Required action: If a line in the entries below holds the string "Windows", copy it.

*** Entries provided ***

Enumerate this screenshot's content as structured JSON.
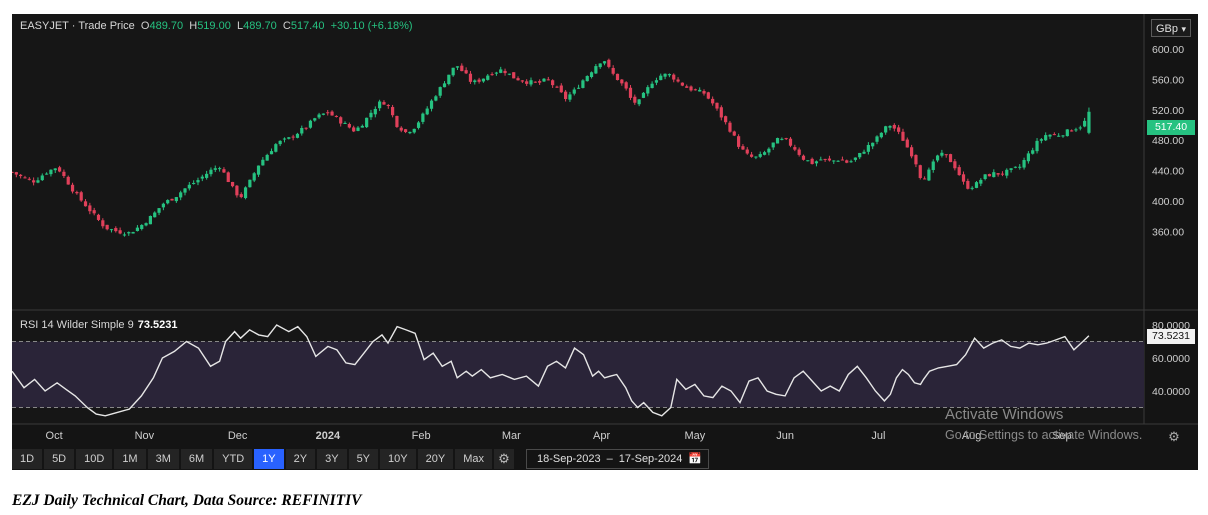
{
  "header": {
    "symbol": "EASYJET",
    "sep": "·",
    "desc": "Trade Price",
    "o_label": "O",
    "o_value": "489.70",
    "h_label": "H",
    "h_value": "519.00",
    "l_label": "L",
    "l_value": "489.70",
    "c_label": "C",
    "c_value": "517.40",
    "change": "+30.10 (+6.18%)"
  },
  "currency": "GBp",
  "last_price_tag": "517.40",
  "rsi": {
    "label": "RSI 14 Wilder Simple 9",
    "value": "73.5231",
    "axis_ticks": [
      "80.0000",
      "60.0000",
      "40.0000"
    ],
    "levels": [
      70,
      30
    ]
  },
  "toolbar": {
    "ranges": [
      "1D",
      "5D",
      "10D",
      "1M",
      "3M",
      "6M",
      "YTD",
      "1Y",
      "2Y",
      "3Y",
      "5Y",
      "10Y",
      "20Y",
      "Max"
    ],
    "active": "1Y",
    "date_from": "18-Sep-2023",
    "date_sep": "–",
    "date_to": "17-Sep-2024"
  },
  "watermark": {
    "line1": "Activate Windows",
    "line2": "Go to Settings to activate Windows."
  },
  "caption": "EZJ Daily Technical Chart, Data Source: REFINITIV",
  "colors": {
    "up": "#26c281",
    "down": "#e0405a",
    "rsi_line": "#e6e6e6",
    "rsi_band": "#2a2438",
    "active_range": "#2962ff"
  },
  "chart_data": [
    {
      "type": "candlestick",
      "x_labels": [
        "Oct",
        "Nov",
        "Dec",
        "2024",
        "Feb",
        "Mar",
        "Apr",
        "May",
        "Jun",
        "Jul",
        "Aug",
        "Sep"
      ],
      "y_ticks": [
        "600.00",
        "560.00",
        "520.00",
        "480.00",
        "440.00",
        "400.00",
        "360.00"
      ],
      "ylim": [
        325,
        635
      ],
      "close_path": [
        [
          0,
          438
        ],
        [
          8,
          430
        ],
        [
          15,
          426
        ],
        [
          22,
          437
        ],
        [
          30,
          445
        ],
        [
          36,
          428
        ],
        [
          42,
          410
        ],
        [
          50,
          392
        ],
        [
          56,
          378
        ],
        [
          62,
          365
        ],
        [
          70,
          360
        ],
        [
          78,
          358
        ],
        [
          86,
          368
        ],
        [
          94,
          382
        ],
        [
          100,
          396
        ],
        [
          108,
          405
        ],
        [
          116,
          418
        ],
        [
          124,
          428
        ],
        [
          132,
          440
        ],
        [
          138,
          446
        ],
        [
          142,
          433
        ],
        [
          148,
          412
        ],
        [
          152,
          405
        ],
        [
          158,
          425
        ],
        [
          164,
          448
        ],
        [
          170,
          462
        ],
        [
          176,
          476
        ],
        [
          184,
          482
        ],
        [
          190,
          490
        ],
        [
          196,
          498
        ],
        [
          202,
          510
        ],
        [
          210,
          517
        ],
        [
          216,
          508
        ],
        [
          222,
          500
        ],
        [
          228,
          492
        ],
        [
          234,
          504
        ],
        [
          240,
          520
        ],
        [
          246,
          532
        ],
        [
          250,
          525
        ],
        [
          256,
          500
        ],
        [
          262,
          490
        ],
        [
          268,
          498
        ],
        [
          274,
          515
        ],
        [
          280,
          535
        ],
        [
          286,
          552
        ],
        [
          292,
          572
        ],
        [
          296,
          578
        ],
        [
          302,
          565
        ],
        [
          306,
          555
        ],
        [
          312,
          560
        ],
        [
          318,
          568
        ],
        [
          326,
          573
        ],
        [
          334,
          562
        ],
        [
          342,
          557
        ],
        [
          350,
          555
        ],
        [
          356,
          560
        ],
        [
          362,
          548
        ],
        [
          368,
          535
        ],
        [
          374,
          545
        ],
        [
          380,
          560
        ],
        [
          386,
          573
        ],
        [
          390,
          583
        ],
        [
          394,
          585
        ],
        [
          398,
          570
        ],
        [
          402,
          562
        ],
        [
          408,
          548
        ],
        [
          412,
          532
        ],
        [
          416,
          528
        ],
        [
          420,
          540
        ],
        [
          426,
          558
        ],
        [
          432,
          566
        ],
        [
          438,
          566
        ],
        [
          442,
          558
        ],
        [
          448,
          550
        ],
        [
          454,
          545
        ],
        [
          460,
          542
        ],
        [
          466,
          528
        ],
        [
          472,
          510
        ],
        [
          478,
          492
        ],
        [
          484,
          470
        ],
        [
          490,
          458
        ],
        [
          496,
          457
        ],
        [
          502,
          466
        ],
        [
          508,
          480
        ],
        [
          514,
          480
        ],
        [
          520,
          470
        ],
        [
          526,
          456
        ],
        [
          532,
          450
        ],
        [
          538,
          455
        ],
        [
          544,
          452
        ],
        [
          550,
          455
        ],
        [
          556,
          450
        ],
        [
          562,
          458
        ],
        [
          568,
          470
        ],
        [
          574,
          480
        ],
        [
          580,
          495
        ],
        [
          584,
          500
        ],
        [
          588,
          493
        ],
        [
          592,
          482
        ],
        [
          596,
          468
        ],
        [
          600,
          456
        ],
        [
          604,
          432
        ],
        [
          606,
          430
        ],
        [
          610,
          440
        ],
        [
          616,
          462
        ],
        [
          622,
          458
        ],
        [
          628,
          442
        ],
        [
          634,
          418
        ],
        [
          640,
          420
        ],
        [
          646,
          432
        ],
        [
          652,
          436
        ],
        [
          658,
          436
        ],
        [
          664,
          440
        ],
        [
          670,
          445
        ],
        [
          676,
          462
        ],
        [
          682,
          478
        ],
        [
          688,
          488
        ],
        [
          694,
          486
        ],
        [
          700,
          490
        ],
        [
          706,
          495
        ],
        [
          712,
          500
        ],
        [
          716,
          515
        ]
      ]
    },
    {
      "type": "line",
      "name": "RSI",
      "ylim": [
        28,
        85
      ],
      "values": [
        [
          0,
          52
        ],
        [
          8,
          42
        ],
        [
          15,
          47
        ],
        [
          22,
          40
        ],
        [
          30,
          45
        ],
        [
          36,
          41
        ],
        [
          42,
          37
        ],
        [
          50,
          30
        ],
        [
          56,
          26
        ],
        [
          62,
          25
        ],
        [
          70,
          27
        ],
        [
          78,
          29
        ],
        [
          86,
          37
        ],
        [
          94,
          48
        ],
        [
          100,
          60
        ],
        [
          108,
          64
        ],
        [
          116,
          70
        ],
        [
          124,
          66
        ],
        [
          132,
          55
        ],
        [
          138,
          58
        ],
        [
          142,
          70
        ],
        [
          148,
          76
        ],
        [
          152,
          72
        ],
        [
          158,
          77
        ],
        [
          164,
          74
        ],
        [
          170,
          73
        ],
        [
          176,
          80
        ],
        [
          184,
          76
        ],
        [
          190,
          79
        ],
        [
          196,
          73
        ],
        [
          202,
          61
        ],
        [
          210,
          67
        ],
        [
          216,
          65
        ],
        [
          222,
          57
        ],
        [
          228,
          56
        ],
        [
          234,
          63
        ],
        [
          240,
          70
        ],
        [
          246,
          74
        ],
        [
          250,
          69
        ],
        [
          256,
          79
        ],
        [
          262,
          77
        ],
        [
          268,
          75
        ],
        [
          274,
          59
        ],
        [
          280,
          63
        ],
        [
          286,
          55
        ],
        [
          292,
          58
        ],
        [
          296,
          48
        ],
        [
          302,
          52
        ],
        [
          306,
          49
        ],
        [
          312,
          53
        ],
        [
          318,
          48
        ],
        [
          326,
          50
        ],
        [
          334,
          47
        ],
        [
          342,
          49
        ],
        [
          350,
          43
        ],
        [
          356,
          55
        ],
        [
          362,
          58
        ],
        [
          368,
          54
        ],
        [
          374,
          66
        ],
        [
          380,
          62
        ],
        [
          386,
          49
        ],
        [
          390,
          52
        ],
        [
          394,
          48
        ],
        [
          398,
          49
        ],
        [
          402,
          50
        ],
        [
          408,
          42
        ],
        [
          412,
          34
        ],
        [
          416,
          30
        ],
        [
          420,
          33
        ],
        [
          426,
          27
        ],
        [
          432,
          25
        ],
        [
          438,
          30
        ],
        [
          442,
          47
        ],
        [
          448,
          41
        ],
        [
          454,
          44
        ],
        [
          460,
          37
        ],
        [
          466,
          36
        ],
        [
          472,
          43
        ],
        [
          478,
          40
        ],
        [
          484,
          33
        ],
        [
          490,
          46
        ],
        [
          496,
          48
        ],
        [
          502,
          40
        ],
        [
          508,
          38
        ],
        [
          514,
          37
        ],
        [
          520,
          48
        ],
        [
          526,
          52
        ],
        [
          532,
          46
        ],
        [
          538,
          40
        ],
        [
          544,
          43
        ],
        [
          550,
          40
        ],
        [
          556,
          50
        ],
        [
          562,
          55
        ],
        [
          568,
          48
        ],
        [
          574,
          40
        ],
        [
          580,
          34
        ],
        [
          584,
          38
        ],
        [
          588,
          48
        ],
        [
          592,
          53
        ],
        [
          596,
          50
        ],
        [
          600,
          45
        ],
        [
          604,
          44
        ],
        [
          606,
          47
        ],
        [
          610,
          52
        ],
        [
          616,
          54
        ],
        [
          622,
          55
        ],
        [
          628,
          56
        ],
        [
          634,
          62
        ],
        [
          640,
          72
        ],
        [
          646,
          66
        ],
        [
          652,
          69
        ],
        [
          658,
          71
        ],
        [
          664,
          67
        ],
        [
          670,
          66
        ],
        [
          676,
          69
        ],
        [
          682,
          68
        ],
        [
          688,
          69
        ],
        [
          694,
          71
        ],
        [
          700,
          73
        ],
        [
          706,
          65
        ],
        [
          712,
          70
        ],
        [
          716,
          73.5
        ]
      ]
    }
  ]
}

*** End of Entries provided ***

Solution to this problem:
    "line1": "Activate Windows",
    "line2": "Go to Settings to activate Windows."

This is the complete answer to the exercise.